This is a session of Topic 6: Research in Statistics education Full topic list
(Monday 3rd, 10:30-12:30)
Research on developing statistical literacy
AbstractStatistical literacy might be defined as the ability to read, write, and criticise all of data in both raw and summarised form, and results of statistical analyses. There are two main strands as regards research in the area of statistical literacy. These are the degree to which different groups possess statistical literacy skills, and the extent to which statistical literacy can be developed in these groups. This session focuses on the second of these, but is dependent to some extent on the first strand (addressed in Session 5A).

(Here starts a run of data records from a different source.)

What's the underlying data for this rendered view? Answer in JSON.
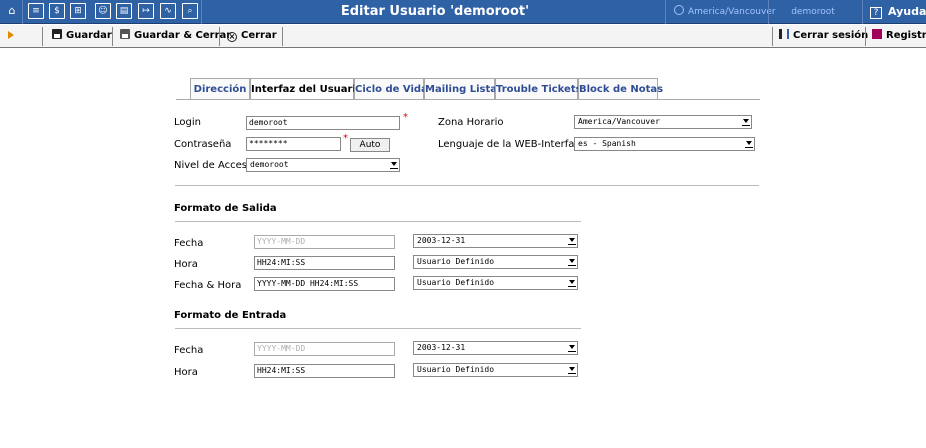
{
  "topbar": {
    "title": "Editar Usuario 'demoroot'",
    "timezone": "America/Vancouver",
    "user": "demoroot",
    "help": "Ayuda",
    "help_icon": "?",
    "icons": [
      "home-icon",
      "list-icon",
      "dollar-icon",
      "grid-icon",
      "person-icon",
      "table-icon",
      "export-icon",
      "chart-icon",
      "search-icon"
    ]
  },
  "toolbar": {
    "save": "Guardar",
    "save_close": "Guardar & Cerrar",
    "close": "Cerrar",
    "logout": "Cerrar sesión",
    "log": "Registro"
  },
  "tabs": [
    "Dirección",
    "Interfaz del Usuario",
    "Ciclo de Vida",
    "Mailing Lista",
    "Trouble Tickets",
    "Block de Notas"
  ],
  "active_tab": "Interfaz del Usuario",
  "form": {
    "login_label": "Login",
    "login_value": "demoroot",
    "password_label": "Contraseña",
    "password_value": "********",
    "auto_button": "Auto",
    "access_label": "Nivel de Acceso",
    "access_value": "demoroot",
    "timezone_label": "Zona Horario",
    "timezone_value": "America/Vancouver",
    "language_label": "Lenguaje de la WEB-Interface",
    "language_value": "es - Spanish",
    "required_mark": "*"
  },
  "output_format": {
    "heading": "Formato de Salida",
    "date_label": "Fecha",
    "date_placeholder": "YYYY-MM-DD",
    "date_select": "2003-12-31",
    "time_label": "Hora",
    "time_value": "HH24:MI:SS",
    "time_select": "Usuario Definido",
    "datetime_label": "Fecha & Hora",
    "datetime_value": "YYYY-MM-DD HH24:MI:SS",
    "datetime_select": "Usuario Definido"
  },
  "input_format": {
    "heading": "Formato de Entrada",
    "date_label": "Fecha",
    "date_placeholder": "YYYY-MM-DD",
    "date_select": "2003-12-31",
    "time_label": "Hora",
    "time_value": "HH24:MI:SS",
    "time_select": "Usuario Definido"
  },
  "colors": {
    "topbar": "#2f61a5",
    "tab_link": "#2f4d96",
    "required": "#dd0000"
  }
}
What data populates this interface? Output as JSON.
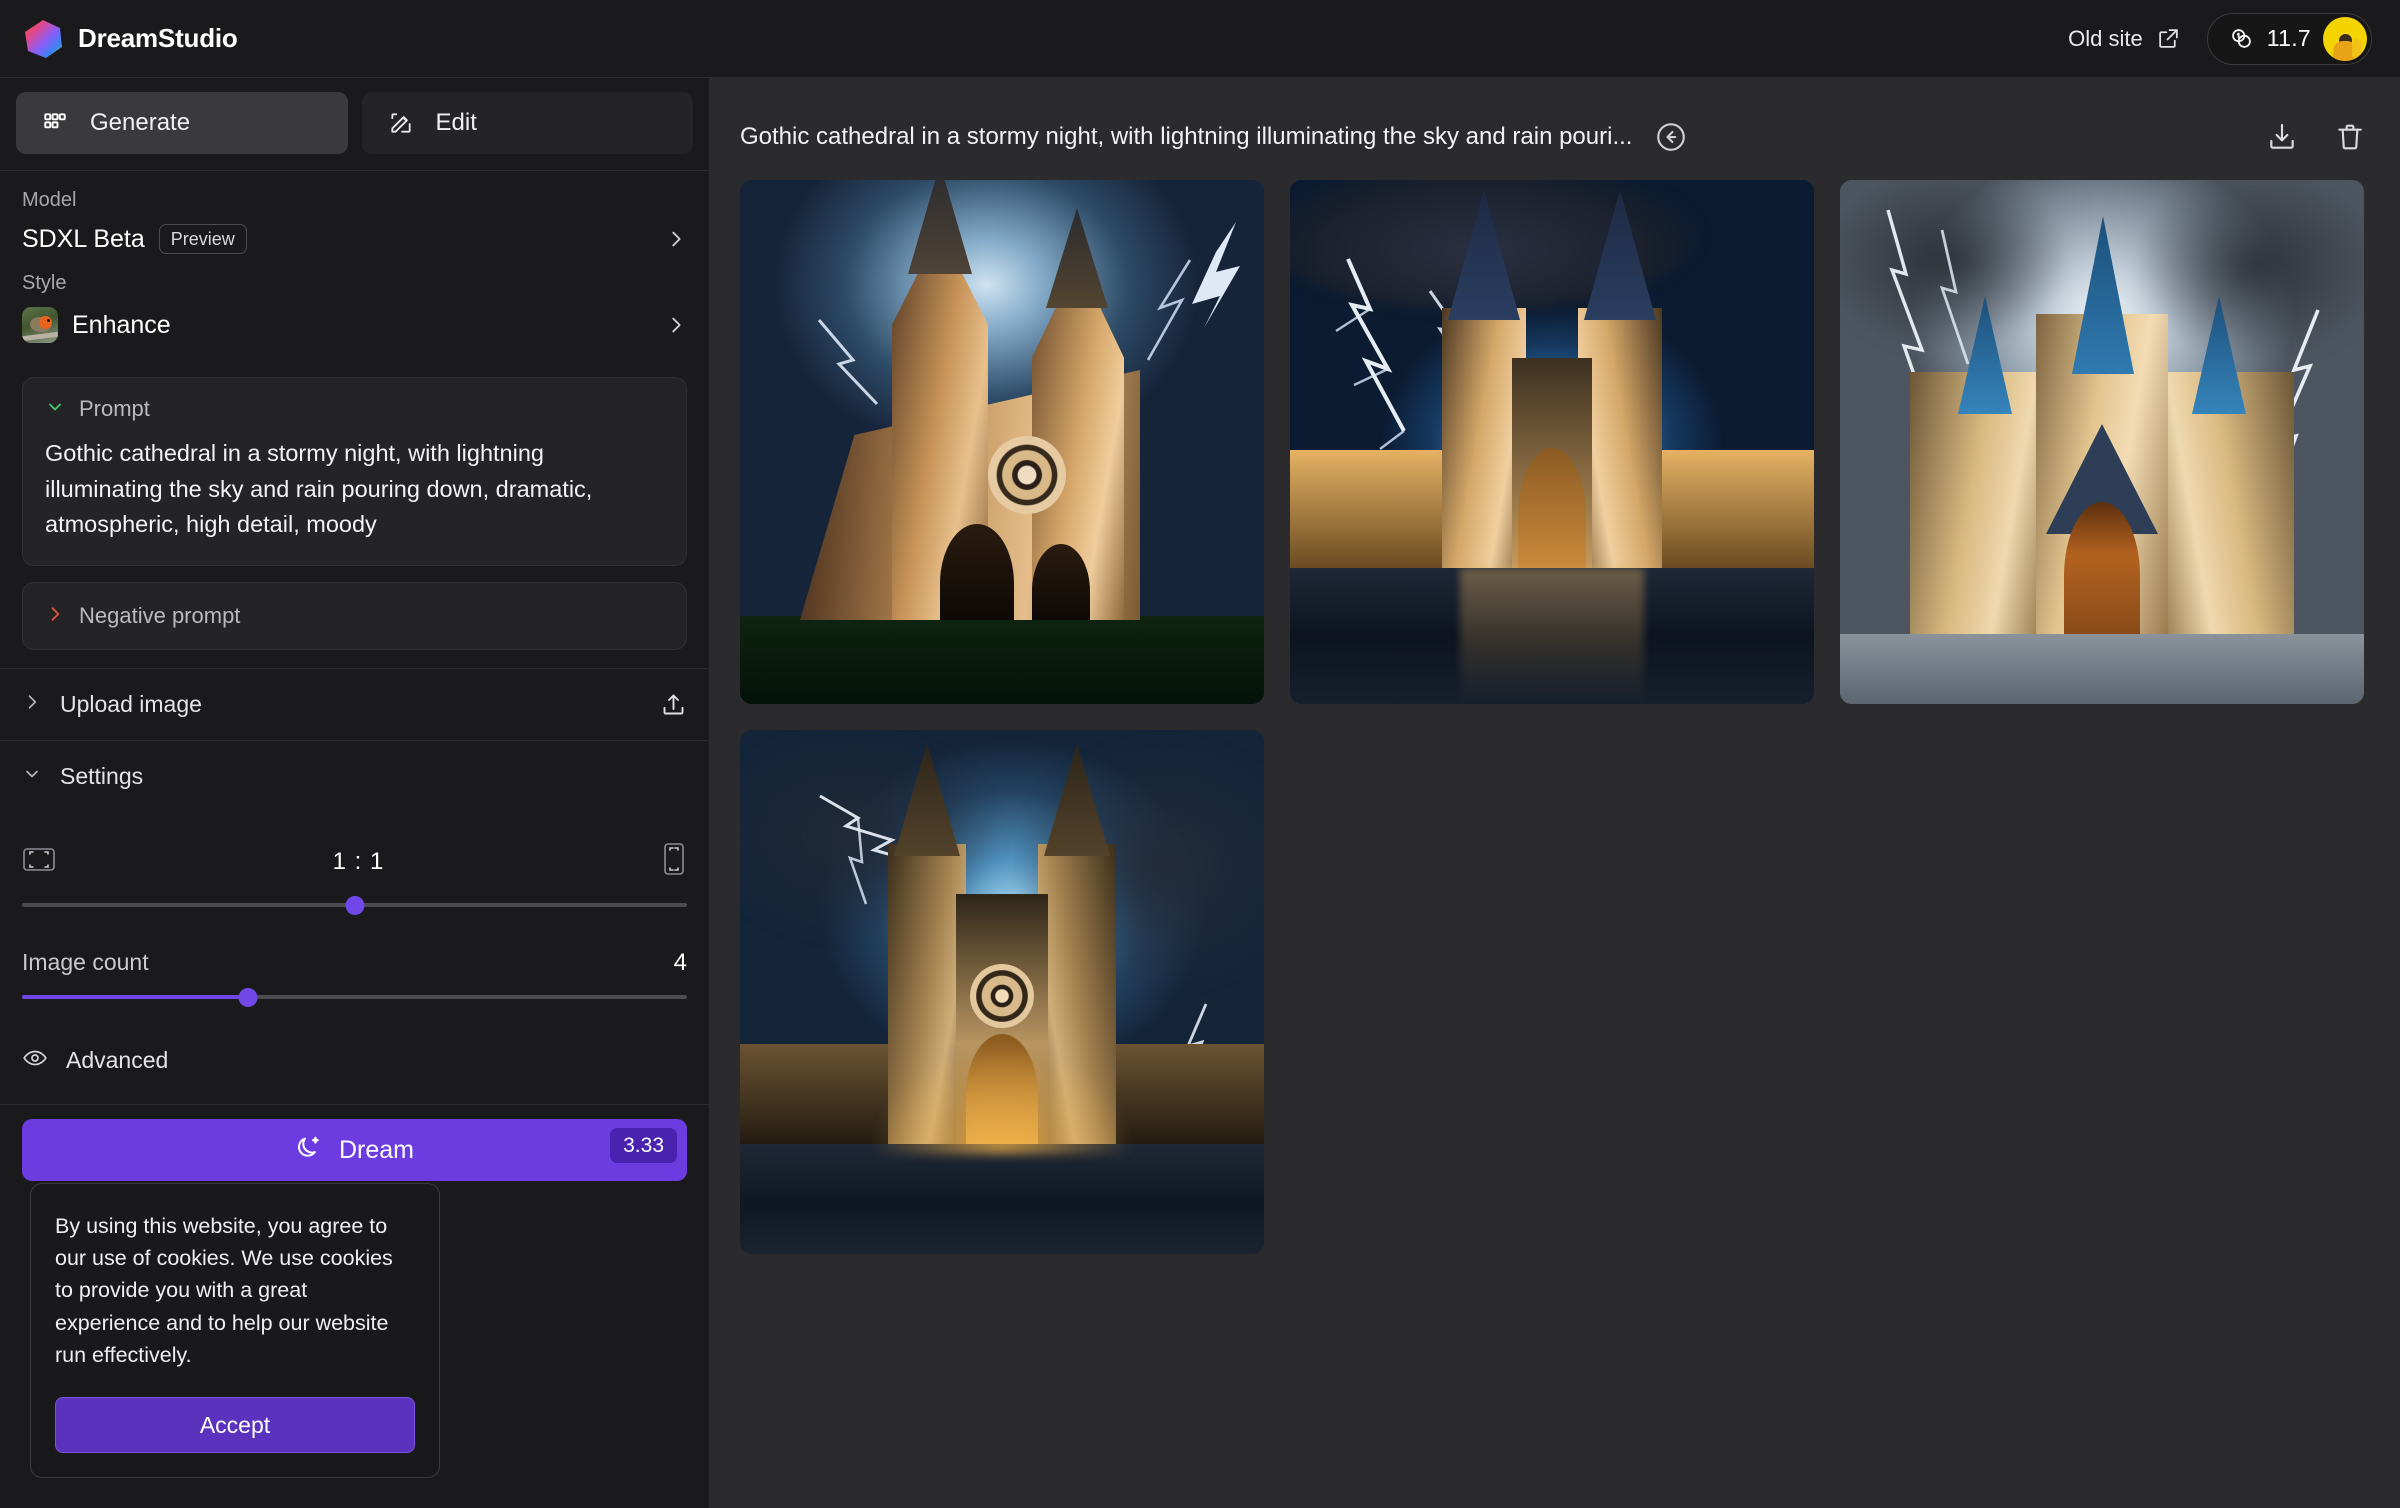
{
  "app": {
    "brand": "DreamStudio",
    "logo_icon": "hexagon-gradient-logo"
  },
  "topbar": {
    "old_site_label": "Old site",
    "old_site_icon": "external-link-icon",
    "credits": "11.7",
    "credits_icon": "coins-icon",
    "avatar_icon": "user-avatar"
  },
  "tabs": [
    {
      "label": "Generate",
      "icon": "grid-icon",
      "active": true
    },
    {
      "label": "Edit",
      "icon": "pencil-square-icon",
      "active": false
    }
  ],
  "model": {
    "label": "Model",
    "value": "SDXL Beta",
    "badge": "Preview",
    "chevron_icon": "chevron-right-icon"
  },
  "style": {
    "label": "Style",
    "value": "Enhance",
    "thumbnail_icon": "robin-bird-thumbnail",
    "chevron_icon": "chevron-right-icon"
  },
  "prompt": {
    "label": "Prompt",
    "chevron_icon": "chevron-down-icon",
    "text": "Gothic cathedral in a stormy night, with lightning illuminating the sky and rain pouring down, dramatic, atmospheric, high detail, moody"
  },
  "negative_prompt": {
    "label": "Negative prompt",
    "chevron_icon": "chevron-right-icon"
  },
  "upload_image": {
    "label": "Upload image",
    "chevron_icon": "chevron-right-icon",
    "action_icon": "upload-icon"
  },
  "settings": {
    "label": "Settings",
    "chevron_icon": "chevron-down-icon",
    "aspect_ratio": {
      "value": "1 : 1",
      "left_icon": "landscape-frame-icon",
      "right_icon": "portrait-frame-icon",
      "slider_percent": 50
    },
    "image_count": {
      "label": "Image count",
      "value": "4",
      "slider_percent": 34
    },
    "advanced": {
      "label": "Advanced",
      "icon": "eye-icon"
    }
  },
  "dream": {
    "label": "Dream",
    "icon": "moon-sparkle-icon",
    "cost": "3.33"
  },
  "cookie_banner": {
    "text": "By using this website, you agree to our use of cookies. We use cookies to provide you with a great experience and to help our website run effectively.",
    "accept_label": "Accept"
  },
  "main": {
    "title": "Gothic cathedral in a stormy night, with lightning illuminating the sky and rain pouri...",
    "back_icon": "back-arrow-circle-icon",
    "download_icon": "download-icon",
    "delete_icon": "trash-icon",
    "results": [
      {
        "name": "generated-image-1",
        "alt": "Gothic cathedral at night, dark navy sky, white lightning, warm uplit sandstone facade, grass foreground"
      },
      {
        "name": "generated-image-2",
        "alt": "Symmetrical twin-spired cathedral, bright blue glow, forked lightning upper left, wet reflective plaza"
      },
      {
        "name": "generated-image-3",
        "alt": "Three blue-roofed spires, golden stone facade, grey stormy sky with lightning both sides"
      },
      {
        "name": "generated-image-4",
        "alt": "Twin tall spires with rose window, golden uplighting, dark blue storm clouds and lightning"
      }
    ]
  },
  "colors": {
    "accent_purple": "#6c3ce0",
    "slider_purple": "#7048e8",
    "sidebar_bg": "#1a1a1c",
    "main_bg": "#2b2b2e",
    "cost_badge": "#4a22b0"
  }
}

There are no limits to the development of, that is the learning and teaching of, statistical literacy. It can occur in all levels of society and at all ages, regardless of a person’s existing level of statistical knowledge or education. Good teachers of statistics will try to ensure their students are statistically literate, using such terms as “understanding“ and “statistical thinking“ when describing their aims, but knowing some statistics is not the same as being statistically literate, although there is clearly overlap. We might ask whether someone who is not statistically literate can be a statistician, and whether someone who knows no statistics can be statistically literate.
This session is not on ways to teach statistics or statistical literacy, but on research into how to develop statistical literacy. The development could take place in a traditional class-room setting, or by some other means, for example, experience or via the media. Research could include finding out how and where the development of statistical literacy takes place, as well as studies of the extent to which different means of imparting skills in statistical literacy are successful. The session could include details of well formulated plans for research, as well as reports on research in progress and of research results.